The home burned Aug. 18, the day after the fires were started by lightning, but the exact time and date of death is unknown, Wofford said.
The burned home where Hintemeyer and both McDermotts died is in a steep, heavily wooded area south of Lake Berryessa.
Firefighters worked Tuesday as a high-pressure system continued to build offshore in the Pacific with the threat of still winds and soaring temperatures over the Labor Day weekend.
“[The high-pressure system] will bring about a robust warming trend on Saturday with widespread 90s across the interior, 80s near the San Francisco Bay shoreline and 70s just inland from the immediate coastline,” the National Weather Service said. “Warming will continue into Sunday and potentially into Monday as the warmest interior locations reach up to 100-105 degrees with a few locations exceeding the 105 degrees.”
LNU Lightning Complex
Cal Fire officials said the massive LNU Lightning Complex burning in wine country will also be fully contained by Sept. 3rd. The complex of wildfires has burned at least 375,209 acres and destroyed at least 1,289 homes and other buildings. The fires were sparked by lightning Aug. 17 and have burned in Sonoma, Napa, Lake, Yolo, Solano and Colusa counties.
Five people have died in the LNU Complex fires, three in Napa County and two in Solano County.
“Dry weather continues with hotter than usual temperatures this week,” Cal Fire LNU officials said. “Crews will work to mitigate additional fire growth in the north and east areas of the complex.”
SCU Lightning Complex
For the first time Tuesday morning, Cal Fire officials said they expect to have full containment of the sprawling SCU Lightning Complex by Sept. 3rd. Late Tuesday morning, evacuation warnings were lifted for areas of Santa Clara County.San Francisco Nightlife: Not Quite Back to Normal But Getting There
The complex had burned 390,157 acres in multiple locations in Santa Clara, Alameda, Contra Costa, San Joaquin, Stanislaus, Merced and San Benito counties since it was ignited by dry lightning strikes roughly two weeks ago and was 70 percent contained. The acreage burned is the second-highest amount recorded in California’s history.
CZU Lightning Complex
Major progress was also reported overnight by firefighters battling the CZU Lightning Complex in the steep terrain of the timber-rich Santa Cruz Mountains.

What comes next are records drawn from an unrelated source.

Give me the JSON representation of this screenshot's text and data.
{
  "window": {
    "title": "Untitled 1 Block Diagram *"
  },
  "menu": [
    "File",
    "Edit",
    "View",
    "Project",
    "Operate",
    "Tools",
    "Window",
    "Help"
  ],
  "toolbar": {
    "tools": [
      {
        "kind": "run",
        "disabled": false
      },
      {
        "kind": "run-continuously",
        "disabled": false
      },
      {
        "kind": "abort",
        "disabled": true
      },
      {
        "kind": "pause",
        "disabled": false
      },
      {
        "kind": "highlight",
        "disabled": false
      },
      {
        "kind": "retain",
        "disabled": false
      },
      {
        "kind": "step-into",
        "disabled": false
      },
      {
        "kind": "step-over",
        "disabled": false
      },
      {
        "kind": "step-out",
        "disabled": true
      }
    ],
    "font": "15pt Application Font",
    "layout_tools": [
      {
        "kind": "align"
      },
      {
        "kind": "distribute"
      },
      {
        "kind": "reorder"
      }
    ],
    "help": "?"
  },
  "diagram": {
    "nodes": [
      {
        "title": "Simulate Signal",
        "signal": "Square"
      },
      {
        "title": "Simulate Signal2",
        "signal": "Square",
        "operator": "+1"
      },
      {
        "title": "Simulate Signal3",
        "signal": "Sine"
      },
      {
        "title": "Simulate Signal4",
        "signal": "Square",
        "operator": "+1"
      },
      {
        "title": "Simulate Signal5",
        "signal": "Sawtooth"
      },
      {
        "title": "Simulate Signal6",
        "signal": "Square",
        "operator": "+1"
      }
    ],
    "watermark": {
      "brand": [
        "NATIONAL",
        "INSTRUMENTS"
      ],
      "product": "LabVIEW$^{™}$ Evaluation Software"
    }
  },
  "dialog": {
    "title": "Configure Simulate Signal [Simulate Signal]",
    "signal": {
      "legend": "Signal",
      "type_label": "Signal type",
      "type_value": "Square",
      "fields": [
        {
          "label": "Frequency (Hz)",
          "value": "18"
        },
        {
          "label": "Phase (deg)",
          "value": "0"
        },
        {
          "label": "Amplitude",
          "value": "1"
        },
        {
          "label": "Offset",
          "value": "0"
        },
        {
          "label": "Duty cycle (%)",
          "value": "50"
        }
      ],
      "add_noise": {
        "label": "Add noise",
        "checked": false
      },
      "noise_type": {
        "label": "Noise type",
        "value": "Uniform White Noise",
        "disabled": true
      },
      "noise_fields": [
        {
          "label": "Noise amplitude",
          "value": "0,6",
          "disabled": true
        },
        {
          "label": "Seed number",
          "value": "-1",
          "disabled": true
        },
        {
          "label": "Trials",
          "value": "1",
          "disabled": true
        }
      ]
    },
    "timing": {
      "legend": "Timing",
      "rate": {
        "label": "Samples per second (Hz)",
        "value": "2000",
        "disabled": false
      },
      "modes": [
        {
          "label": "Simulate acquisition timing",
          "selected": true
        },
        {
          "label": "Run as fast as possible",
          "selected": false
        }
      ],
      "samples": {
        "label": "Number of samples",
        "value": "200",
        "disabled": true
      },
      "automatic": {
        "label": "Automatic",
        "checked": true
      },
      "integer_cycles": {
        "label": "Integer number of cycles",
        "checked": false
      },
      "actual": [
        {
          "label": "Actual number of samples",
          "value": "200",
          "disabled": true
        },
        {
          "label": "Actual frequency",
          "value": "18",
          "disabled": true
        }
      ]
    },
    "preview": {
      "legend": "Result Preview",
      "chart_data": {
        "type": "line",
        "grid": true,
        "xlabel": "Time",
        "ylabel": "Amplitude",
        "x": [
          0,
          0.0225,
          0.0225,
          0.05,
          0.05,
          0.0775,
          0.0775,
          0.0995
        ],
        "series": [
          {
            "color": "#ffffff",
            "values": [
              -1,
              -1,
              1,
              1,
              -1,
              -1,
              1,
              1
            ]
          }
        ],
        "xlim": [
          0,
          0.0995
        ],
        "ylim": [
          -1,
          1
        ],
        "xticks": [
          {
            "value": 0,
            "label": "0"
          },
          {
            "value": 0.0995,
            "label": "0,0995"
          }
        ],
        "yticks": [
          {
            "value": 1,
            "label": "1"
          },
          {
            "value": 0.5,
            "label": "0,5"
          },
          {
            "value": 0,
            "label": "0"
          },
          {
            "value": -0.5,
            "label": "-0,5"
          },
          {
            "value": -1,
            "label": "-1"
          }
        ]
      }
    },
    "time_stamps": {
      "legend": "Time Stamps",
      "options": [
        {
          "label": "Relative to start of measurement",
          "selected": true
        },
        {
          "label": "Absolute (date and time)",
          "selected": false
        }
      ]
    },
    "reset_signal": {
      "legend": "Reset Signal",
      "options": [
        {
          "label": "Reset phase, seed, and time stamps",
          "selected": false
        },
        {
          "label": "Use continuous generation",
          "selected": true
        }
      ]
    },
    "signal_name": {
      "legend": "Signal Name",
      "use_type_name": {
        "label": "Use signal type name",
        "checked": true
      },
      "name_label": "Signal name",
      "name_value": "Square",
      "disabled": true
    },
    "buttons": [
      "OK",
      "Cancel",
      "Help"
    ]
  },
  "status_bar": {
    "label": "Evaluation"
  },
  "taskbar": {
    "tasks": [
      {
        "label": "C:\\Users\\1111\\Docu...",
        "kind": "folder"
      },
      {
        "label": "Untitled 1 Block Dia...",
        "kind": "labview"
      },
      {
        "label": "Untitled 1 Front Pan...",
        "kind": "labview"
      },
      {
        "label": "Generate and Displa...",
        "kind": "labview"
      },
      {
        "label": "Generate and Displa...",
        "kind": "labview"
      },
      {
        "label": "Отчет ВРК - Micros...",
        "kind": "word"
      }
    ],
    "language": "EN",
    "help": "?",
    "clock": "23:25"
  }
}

By Tuesday morning, the 85,218-acre fire was 43 percent contained. It has destroyed at 921 homes — the majority being in Santa Cruz County. There has been one civilian death and California National Guard troops were fully engaged in fire suppression and mop-up operations.
Approximately 35,000 people remain evacuated, though in the last week Cal Fire lifted evacuation orders for many communities in the two
counties. Returning residents should be cautious of hazards like road instability, damaged trees and damaged utilities.
“The California National Guard troops are on the fire line, working side by side with fire crews, mopping up hot spots and patrolling the fire’s perimeter,” Cal Fire officials said. “Very warm and dry conditions continue inland through the end of the week, with local
temperatures well above normal.”
Thousands of evacuees have also been allowed to return to their homes, but Cal Fire warned that hidden dangers continued to lurk in the re-populated areas.
— CAL FIRE CZU (@CALFIRECZU) September 1, 2020
“Many known and unknown hazards exist following an intense fire,” officials said. “This includes fire weakened or dead trees that can fall without warning, burned out stumps creating holes under trails and damage to parking areas and roads.”
PG&E crews were also busy in the fire area, replacing at least 900 damaged power poles.MORE NEWS: California Dodges Outages During Heat Wave But EV Owners Push Grid Capacity
A Resource Assistance Center is open at the Kaiser Permanente Arena at 140 Front St. in Santa Cruz. A center in San Mateo County will open on Wednesday at Pescadero Elementary School at 620 North St., Pescadero.